- Dr. Mark Willenbring, Founder of Alltyr Treatment Center: Dr. Willenbring believes that managing post-acute withdrawal requires personalized care. He emphasizes the need to address underlying psychological issues, such as trauma or co-occurring mental health disorders, to effectively navigate the challenges of recovery.
- Dr. Gabor Maté, Addiction Specialist and Author: Dr. Maté advocates for a holistic approach to managing post-acute withdrawal. He stresses the importance of self-compassion, self-care, and building healthy relationships as integral components of the recovery process.
- Dr. Joseph Lee, Medical Director at Hazelden Betty Ford Foundation: Dr. Lee highlights the significance of developing coping strategies and building a strong support system to manage post-acute withdrawal symptoms. He encourages individuals to engage in activities that promote physical and emotional well-being, such as exercise, mindfulness, and connecting with others in recovery.
These industry leaders emphasize the individualized nature of managing post-acute withdrawal in recovery. They recognize that a comprehensive approach, addressing both the physical and psychological aspects of addiction, is essential for long-term success. By integrating these insights into your own journey or supporting a loved one, you can navigate the challenges of post-acute withdrawal more effectively and promote sustained recovery.
By combining the perspectives of Lance M. Dodes, a renowned addiction expert, and industry leaders in the field, a comprehensive understanding of this topic emerges.
From Dodes’s work, it becomes evident that addressing the psychological aspects underlying addiction is crucial for managing post-acute withdrawal. This approach emphasizes the importance of recognizing emotional triggers, seeking therapeutic support, and expressing one’s feelings during the recovery process. Additionally, industry leaders such as Dr. Nora Volkow, Dr. Mark Willenbring, Dr. Gabor Maté, and Dr. Joseph Lee stress the need for a holistic approach, including personalized care, addressing co-occurring mental health disorders, building coping strategies, and fostering a strong support system.
In the context of addiction recovery, this information is applicable to both individuals seeking help and their loved ones supporting them. By understanding the challenges of post-acute withdrawal, you can better navigate the emotional instability, sleep disturbances, cognitive difficulties, and other symptoms that may arise. It highlights the importance of seeking professional help, engaging in therapy, practicing self-care, and building a supportive network. Remember, recovery is a unique journey, and tailoring the approach to your specific needs and circumstances is crucial for long-term success.

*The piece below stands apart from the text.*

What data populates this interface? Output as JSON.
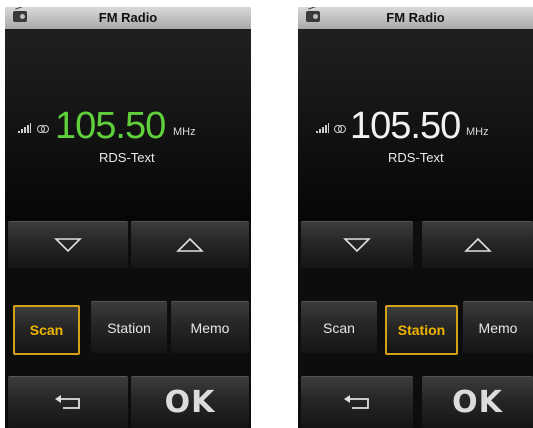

As Mahatma Gandhi once said, “Strength does not come from physical capacity. It comes from an indomitable will.” This quote reminds us that the challenges of post-acute withdrawal may test our resolve, but with determination and the right resources, we can overcome them and achieve lasting recovery.